# Work request:
Report each line of the data that has "annotation" somewhere in it.

Data excerpts

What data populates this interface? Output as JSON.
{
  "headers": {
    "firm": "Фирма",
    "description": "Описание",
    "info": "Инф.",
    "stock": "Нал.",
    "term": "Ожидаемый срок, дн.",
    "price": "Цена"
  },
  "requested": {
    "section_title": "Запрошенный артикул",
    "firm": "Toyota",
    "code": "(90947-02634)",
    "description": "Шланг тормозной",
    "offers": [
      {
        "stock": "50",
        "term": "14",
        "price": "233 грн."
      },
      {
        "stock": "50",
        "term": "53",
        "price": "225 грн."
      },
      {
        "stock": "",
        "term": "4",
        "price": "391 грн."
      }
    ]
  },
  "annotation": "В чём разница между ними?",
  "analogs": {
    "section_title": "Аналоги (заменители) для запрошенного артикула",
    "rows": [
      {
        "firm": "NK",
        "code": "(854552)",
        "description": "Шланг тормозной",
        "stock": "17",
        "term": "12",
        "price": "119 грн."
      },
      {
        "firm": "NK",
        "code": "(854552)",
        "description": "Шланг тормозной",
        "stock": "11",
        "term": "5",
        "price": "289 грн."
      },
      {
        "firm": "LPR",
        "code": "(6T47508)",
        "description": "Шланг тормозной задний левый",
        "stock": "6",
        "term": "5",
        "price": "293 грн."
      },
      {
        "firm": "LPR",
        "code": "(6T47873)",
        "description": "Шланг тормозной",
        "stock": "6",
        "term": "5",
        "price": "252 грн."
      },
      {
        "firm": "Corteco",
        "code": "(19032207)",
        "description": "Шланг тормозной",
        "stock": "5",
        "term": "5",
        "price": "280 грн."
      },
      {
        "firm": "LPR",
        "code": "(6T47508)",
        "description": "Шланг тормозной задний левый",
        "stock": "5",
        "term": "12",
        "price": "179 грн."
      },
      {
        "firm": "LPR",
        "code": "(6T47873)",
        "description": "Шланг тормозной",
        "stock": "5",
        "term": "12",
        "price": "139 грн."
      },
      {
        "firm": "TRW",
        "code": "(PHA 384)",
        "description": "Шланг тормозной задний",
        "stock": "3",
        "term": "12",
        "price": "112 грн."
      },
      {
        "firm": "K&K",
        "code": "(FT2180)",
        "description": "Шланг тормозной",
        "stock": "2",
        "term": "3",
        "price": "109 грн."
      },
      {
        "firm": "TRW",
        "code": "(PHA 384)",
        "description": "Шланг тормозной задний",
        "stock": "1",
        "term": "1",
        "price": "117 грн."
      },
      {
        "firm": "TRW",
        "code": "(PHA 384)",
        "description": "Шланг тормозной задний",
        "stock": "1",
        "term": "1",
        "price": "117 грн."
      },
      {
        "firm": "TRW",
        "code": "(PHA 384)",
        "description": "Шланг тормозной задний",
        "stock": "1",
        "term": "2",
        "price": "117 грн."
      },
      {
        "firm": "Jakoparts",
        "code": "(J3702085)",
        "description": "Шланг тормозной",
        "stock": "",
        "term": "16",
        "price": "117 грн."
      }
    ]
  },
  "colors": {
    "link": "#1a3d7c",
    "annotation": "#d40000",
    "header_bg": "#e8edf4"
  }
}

# Exercise result:
  "annotation": "В чём разница между ними?",
    "annotation": "#d40000",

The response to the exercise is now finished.